Pull each line containing "entry" out of the listing below.
——————
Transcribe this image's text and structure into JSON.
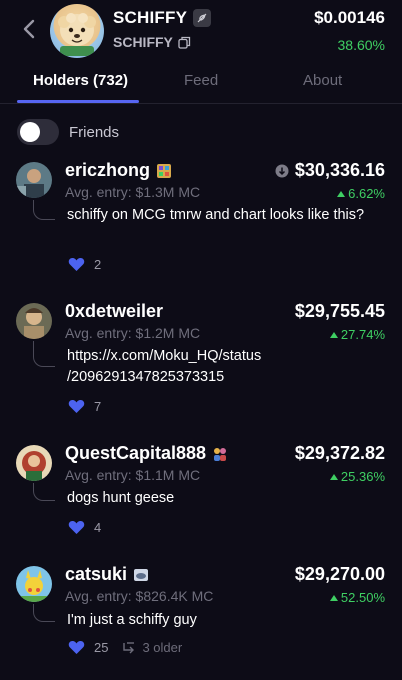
{
  "header": {
    "token_name": "SCHIFFY",
    "ticker": "SCHIFFY",
    "price": "$0.00146",
    "change": "38.60%"
  },
  "tabs": [
    {
      "label": "Holders (732)"
    },
    {
      "label": "Feed"
    },
    {
      "label": "About"
    }
  ],
  "friends_toggle": {
    "label": "Friends",
    "on": false
  },
  "holders": [
    {
      "name": "ericzhong",
      "entry": "Avg. entry: $1.3M MC",
      "value": "$30,336.16",
      "pct": "6.62%",
      "message": "schiffy on MCG tmrw and chart looks like this?",
      "likes": "2"
    },
    {
      "name": "0xdetweiler",
      "entry": "Avg. entry: $1.2M MC",
      "value": "$29,755.45",
      "pct": "27.74%",
      "message": "https://x.com/Moku_HQ/status /2096291347825373315",
      "likes": "7"
    },
    {
      "name": "QuestCapital888",
      "entry": "Avg. entry: $1.1M MC",
      "value": "$29,372.82",
      "pct": "25.36%",
      "message": "dogs hunt geese",
      "likes": "4"
    },
    {
      "name": "catsuki",
      "entry": "Avg. entry: $826.4K MC",
      "value": "$29,270.00",
      "pct": "52.50%",
      "message": "I'm just a schiffy guy",
      "likes": "25",
      "older": "3 older"
    }
  ],
  "colors": {
    "accent": "#5766f2",
    "positive": "#3fcf63",
    "background": "#0d0c17"
  }
}
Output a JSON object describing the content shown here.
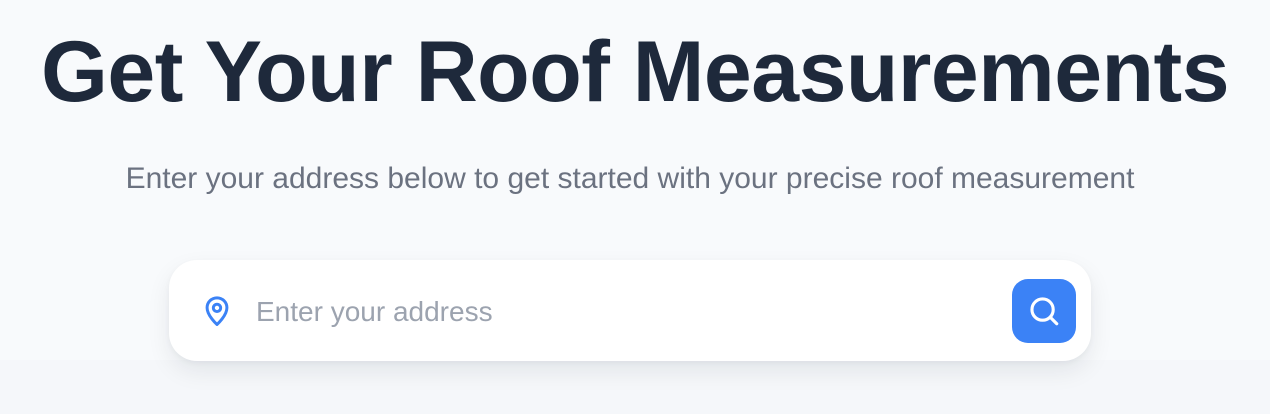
{
  "hero": {
    "title": "Get Your Roof Measurements",
    "subtitle": "Enter your address below to get started with your precise roof measurement"
  },
  "search": {
    "placeholder": "Enter your address",
    "value": "",
    "pin_icon": "map-pin-icon",
    "button_icon": "search-icon"
  },
  "colors": {
    "accent": "#3b82f6",
    "title": "#1e293b",
    "subtitle": "#6b7280",
    "placeholder": "#9ca3af",
    "background": "#f8fafc"
  }
}
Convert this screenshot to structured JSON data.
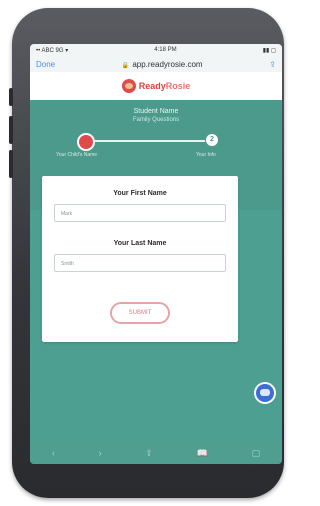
{
  "status_bar": {
    "carrier": "•• ABC 9G ▾",
    "time": "4:18 PM",
    "battery": "▮▮ ◻"
  },
  "browser": {
    "done_label": "Done",
    "url": "app.readyrosie.com",
    "lock_icon": "lock-icon",
    "share_icon": "share-icon"
  },
  "brand": {
    "name_part1": "Ready",
    "name_part2": "Rosie"
  },
  "hero": {
    "title": "Student Name",
    "subtitle": "Family Questions",
    "step1_label": "Your Child's Name",
    "step2_number": "2",
    "step2_label": "Your Info"
  },
  "form": {
    "first_name_label": "Your First Name",
    "first_name_placeholder": "Mark",
    "last_name_label": "Your Last Name",
    "last_name_placeholder": "Smith",
    "submit_label": "SUBMIT"
  },
  "bottom_bar": {
    "icons": [
      "back-icon",
      "forward-icon",
      "share-icon",
      "bookmarks-icon",
      "tabs-icon"
    ],
    "glyphs": [
      "‹",
      "›",
      "⇪",
      "📖",
      "▢"
    ]
  },
  "colors": {
    "teal": "#4b9a8c",
    "red": "#e04a4a",
    "link_blue": "#4a8ff0"
  }
}
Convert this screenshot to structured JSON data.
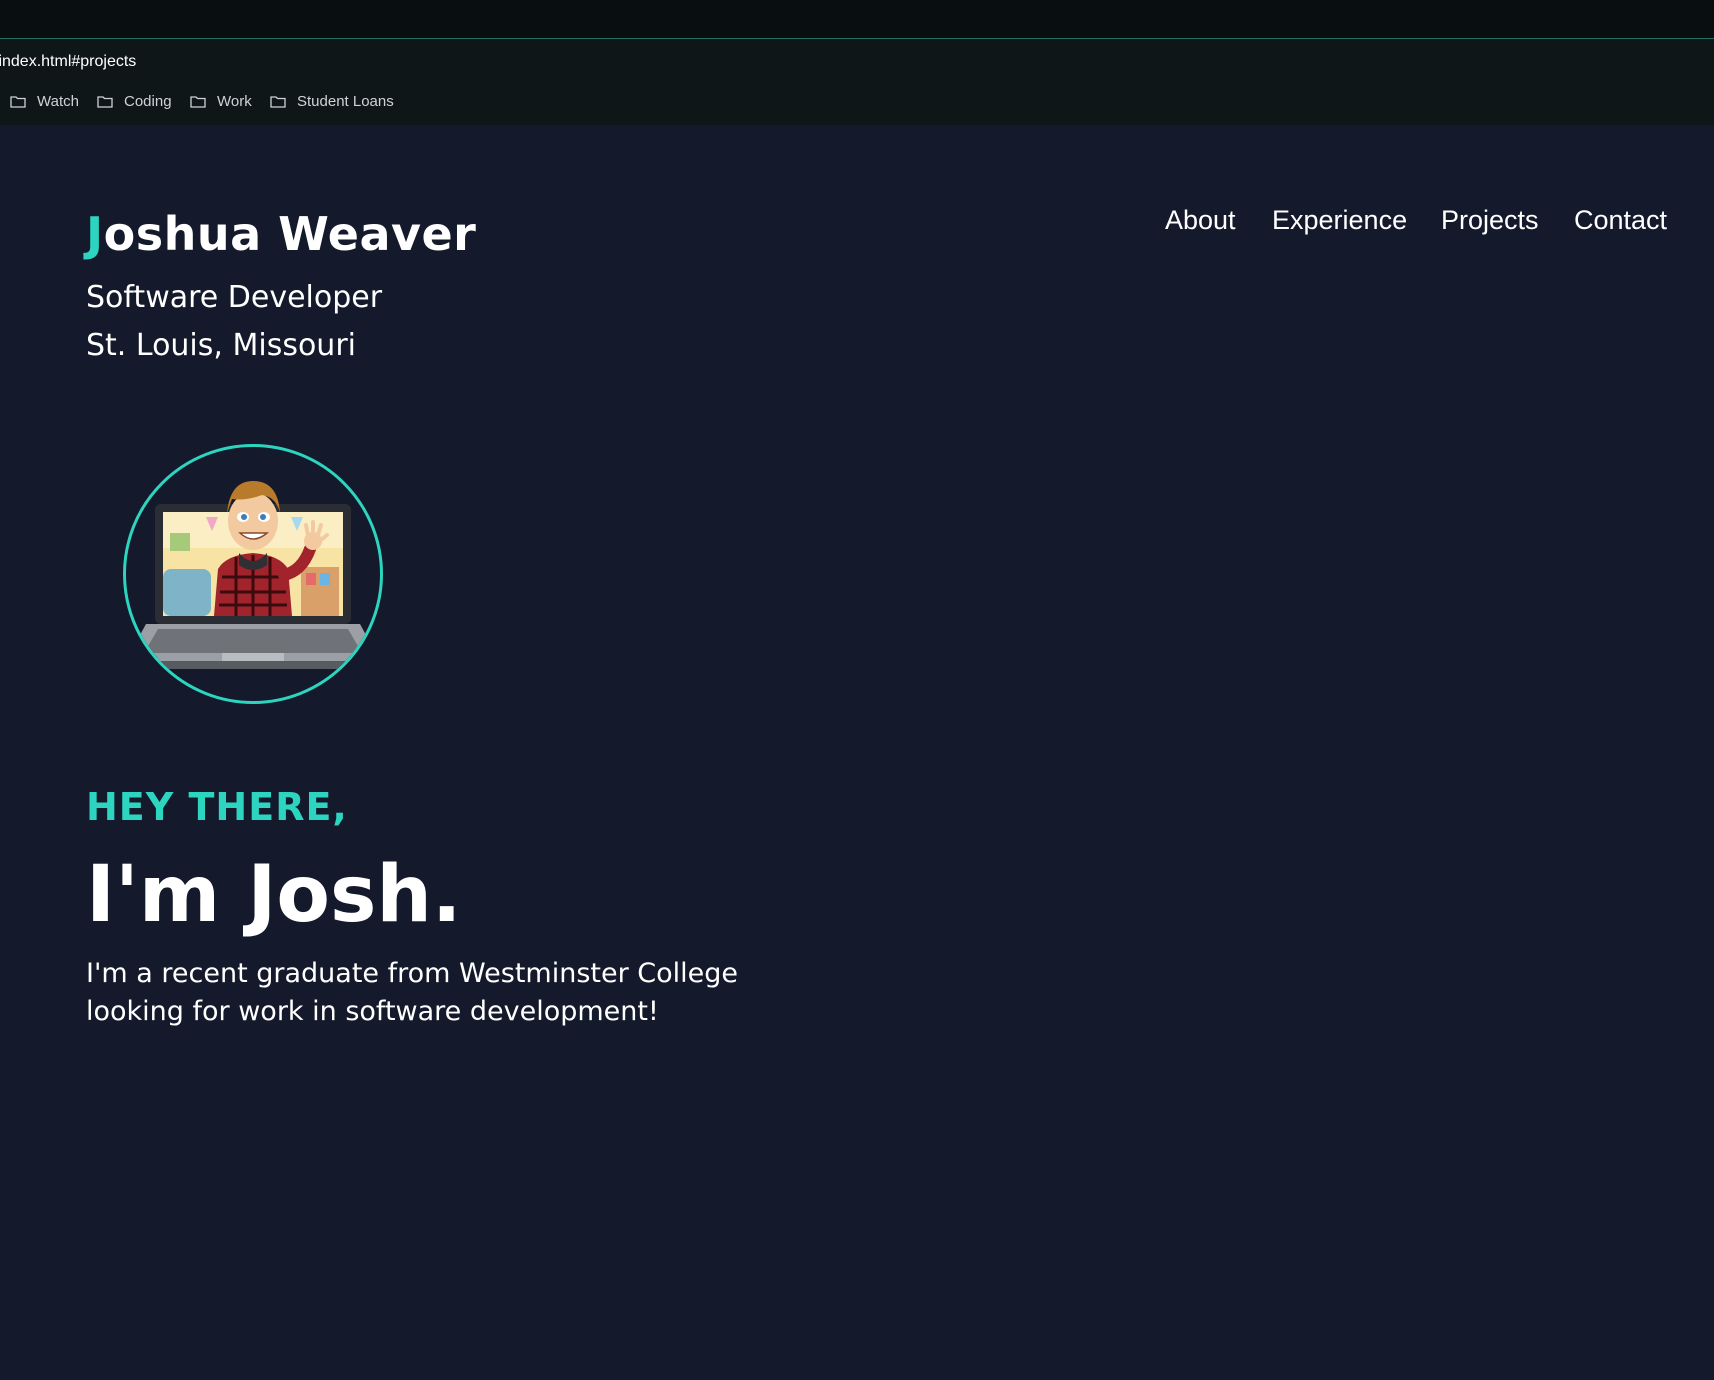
{
  "browser": {
    "url": "/index.html#projects",
    "bookmarks": [
      {
        "label": "Watch",
        "icon": "folder-icon"
      },
      {
        "label": "Coding",
        "icon": "folder-icon"
      },
      {
        "label": "Work",
        "icon": "folder-icon"
      },
      {
        "label": "Student Loans",
        "icon": "folder-icon"
      }
    ]
  },
  "header": {
    "name_first_letter": "J",
    "name_rest": "oshua Weaver",
    "role": "Software Developer",
    "location": "St. Louis, Missouri"
  },
  "nav": {
    "items": [
      "About",
      "Experience",
      "Projects",
      "Contact"
    ]
  },
  "hero": {
    "greeting": "HEY THERE,",
    "headline": "I'm Josh.",
    "intro": "I'm a recent graduate from Westminster College looking for work in software development!"
  },
  "colors": {
    "accent": "#2dd4bf",
    "background": "#141a2b",
    "text": "#ffffff"
  }
}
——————
TASK RESPONSE –
      "entry": "Avg. entry: $1.3M MC",
      "entry": "Avg. entry: $1.2M MC",
      "entry": "Avg. entry: $1.1M MC",
      "entry": "Avg. entry: $826.4K MC",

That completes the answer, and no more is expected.